» **Exercise**:
Please return all of the records that follow, exactly as written.

» **The input**:
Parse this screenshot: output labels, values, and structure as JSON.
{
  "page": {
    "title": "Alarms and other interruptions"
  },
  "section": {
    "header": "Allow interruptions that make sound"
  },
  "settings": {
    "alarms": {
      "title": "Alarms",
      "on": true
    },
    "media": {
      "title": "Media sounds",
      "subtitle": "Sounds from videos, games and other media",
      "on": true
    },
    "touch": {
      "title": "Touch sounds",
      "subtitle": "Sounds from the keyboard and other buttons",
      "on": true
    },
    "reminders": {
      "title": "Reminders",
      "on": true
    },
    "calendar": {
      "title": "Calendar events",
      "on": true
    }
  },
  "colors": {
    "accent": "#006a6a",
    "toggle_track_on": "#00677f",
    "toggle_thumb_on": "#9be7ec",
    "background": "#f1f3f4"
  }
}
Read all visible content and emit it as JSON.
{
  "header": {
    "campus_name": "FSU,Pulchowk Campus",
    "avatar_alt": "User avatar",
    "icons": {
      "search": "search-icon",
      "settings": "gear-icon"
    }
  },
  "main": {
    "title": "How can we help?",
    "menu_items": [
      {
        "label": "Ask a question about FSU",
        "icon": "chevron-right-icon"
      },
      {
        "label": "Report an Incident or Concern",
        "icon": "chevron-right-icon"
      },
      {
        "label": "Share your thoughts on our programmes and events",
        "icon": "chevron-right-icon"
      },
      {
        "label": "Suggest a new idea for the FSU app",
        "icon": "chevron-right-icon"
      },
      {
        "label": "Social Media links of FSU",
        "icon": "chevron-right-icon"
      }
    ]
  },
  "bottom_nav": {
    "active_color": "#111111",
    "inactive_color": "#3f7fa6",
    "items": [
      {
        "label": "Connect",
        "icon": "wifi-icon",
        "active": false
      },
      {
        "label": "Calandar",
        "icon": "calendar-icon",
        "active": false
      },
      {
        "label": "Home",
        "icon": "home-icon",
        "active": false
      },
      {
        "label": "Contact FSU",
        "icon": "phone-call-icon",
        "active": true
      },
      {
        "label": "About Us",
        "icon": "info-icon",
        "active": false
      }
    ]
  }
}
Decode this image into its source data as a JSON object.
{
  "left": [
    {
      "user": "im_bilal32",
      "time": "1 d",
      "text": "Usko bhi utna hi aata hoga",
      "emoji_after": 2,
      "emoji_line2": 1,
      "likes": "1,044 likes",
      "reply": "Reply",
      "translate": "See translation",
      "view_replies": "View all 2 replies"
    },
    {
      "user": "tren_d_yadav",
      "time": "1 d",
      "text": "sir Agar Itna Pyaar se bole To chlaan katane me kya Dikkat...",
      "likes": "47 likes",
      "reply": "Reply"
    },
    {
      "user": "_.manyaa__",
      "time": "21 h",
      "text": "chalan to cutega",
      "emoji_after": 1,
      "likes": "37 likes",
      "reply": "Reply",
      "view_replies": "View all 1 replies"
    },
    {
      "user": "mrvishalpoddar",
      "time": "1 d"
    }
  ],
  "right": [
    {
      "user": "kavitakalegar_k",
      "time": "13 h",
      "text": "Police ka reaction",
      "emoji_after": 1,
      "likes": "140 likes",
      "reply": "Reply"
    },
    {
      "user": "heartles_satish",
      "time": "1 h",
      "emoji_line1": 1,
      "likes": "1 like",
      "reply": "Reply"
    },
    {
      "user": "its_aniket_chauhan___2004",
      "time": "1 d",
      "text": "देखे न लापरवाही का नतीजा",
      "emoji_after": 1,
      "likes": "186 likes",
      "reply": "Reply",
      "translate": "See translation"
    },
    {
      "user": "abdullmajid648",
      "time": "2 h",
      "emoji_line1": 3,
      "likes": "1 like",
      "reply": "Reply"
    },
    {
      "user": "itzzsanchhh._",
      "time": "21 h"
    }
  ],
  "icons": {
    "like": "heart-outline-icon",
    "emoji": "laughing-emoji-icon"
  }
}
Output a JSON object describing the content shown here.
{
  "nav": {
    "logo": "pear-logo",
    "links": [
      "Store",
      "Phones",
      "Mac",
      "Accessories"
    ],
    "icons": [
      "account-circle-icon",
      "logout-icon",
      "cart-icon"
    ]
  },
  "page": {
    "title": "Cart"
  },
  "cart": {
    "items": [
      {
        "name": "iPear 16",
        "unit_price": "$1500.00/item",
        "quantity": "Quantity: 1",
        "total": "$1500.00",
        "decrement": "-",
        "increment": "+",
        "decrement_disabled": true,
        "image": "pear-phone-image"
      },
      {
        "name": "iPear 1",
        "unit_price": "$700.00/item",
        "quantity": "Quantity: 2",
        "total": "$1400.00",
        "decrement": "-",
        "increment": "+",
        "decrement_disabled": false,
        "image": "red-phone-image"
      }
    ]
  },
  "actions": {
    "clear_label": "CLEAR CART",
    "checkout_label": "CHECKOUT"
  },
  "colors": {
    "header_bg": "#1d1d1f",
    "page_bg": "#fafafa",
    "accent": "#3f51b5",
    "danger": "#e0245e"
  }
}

» **Output below**:
Parse this screenshot: output labels, values, and structure as JSON.
{
  "page": {
    "title": "Alarms and other interruptions"
  },
  "section": {
    "header": "Allow interruptions that make sound"
  },
  "settings": {
    "alarms": {
      "title": "Alarms",
      "on": true
    },
    "media": {
      "title": "Media sounds",
      "subtitle": "Sounds from videos, games and other media",
      "on": true
    },
    "touch": {
      "title": "Touch sounds",
      "subtitle": "Sounds from the keyboard and other buttons",
      "on": true
    },
    "reminders": {
      "title": "Reminders",
      "on": true
    },
    "calendar": {
      "title": "Calendar events",
      "on": true
    }
  },
  "colors": {
    "accent": "#006a6a",
    "toggle_track_on": "#00677f",
    "toggle_thumb_on": "#9be7ec",
    "background": "#f1f3f4"
  }
}
Read all visible content and emit it as JSON.
{
  "header": {
    "campus_name": "FSU,Pulchowk Campus",
    "avatar_alt": "User avatar",
    "icons": {
      "search": "search-icon",
      "settings": "gear-icon"
    }
  },
  "main": {
    "title": "How can we help?",
    "menu_items": [
      {
        "label": "Ask a question about FSU",
        "icon": "chevron-right-icon"
      },
      {
        "label": "Report an Incident or Concern",
        "icon": "chevron-right-icon"
      },
      {
        "label": "Share your thoughts on our programmes and events",
        "icon": "chevron-right-icon"
      },
      {
        "label": "Suggest a new idea for the FSU app",
        "icon": "chevron-right-icon"
      },
      {
        "label": "Social Media links of FSU",
        "icon": "chevron-right-icon"
      }
    ]
  },
  "bottom_nav": {
    "active_color": "#111111",
    "inactive_color": "#3f7fa6",
    "items": [
      {
        "label": "Connect",
        "icon": "wifi-icon",
        "active": false
      },
      {
        "label": "Calandar",
        "icon": "calendar-icon",
        "active": false
      },
      {
        "label": "Home",
        "icon": "home-icon",
        "active": false
      },
      {
        "label": "Contact FSU",
        "icon": "phone-call-icon",
        "active": true
      },
      {
        "label": "About Us",
        "icon": "info-icon",
        "active": false
      }
    ]
  }
}
Decode this image into its source data as a JSON object.
{
  "left": [
    {
      "user": "im_bilal32",
      "time": "1 d",
      "text": "Usko bhi utna hi aata hoga",
      "emoji_after": 2,
      "emoji_line2": 1,
      "likes": "1,044 likes",
      "reply": "Reply",
      "translate": "See translation",
      "view_replies": "View all 2 replies"
    },
    {
      "user": "tren_d_yadav",
      "time": "1 d",
      "text": "sir Agar Itna Pyaar se bole To chlaan katane me kya Dikkat...",
      "likes": "47 likes",
      "reply": "Reply"
    },
    {
      "user": "_.manyaa__",
      "time": "21 h",
      "text": "chalan to cutega",
      "emoji_after": 1,
      "likes": "37 likes",
      "reply": "Reply",
      "view_replies": "View all 1 replies"
    },
    {
      "user": "mrvishalpoddar",
      "time": "1 d"
    }
  ],
  "right": [
    {
      "user": "kavitakalegar_k",
      "time": "13 h",
      "text": "Police ka reaction",
      "emoji_after": 1,
      "likes": "140 likes",
      "reply": "Reply"
    },
    {
      "user": "heartles_satish",
      "time": "1 h",
      "emoji_line1": 1,
      "likes": "1 like",
      "reply": "Reply"
    },
    {
      "user": "its_aniket_chauhan___2004",
      "time": "1 d",
      "text": "देखे न लापरवाही का नतीजा",
      "emoji_after": 1,
      "likes": "186 likes",
      "reply": "Reply",
      "translate": "See translation"
    },
    {
      "user": "abdullmajid648",
      "time": "2 h",
      "emoji_line1": 3,
      "likes": "1 like",
      "reply": "Reply"
    },
    {
      "user": "itzzsanchhh._",
      "time": "21 h"
    }
  ],
  "icons": {
    "like": "heart-outline-icon",
    "emoji": "laughing-emoji-icon"
  }
}
Output a JSON object describing the content shown here.
{
  "nav": {
    "logo": "pear-logo",
    "links": [
      "Store",
      "Phones",
      "Mac",
      "Accessories"
    ],
    "icons": [
      "account-circle-icon",
      "logout-icon",
      "cart-icon"
    ]
  },
  "page": {
    "title": "Cart"
  },
  "cart": {
    "items": [
      {
        "name": "iPear 16",
        "unit_price": "$1500.00/item",
        "quantity": "Quantity: 1",
        "total": "$1500.00",
        "decrement": "-",
        "increment": "+",
        "decrement_disabled": true,
        "image": "pear-phone-image"
      },
      {
        "name": "iPear 1",
        "unit_price": "$700.00/item",
        "quantity": "Quantity: 2",
        "total": "$1400.00",
        "decrement": "-",
        "increment": "+",
        "decrement_disabled": false,
        "image": "red-phone-image"
      }
    ]
  },
  "actions": {
    "clear_label": "CLEAR CART",
    "checkout_label": "CHECKOUT"
  },
  "colors": {
    "header_bg": "#1d1d1f",
    "page_bg": "#fafafa",
    "accent": "#3f51b5",
    "danger": "#e0245e"
  }
}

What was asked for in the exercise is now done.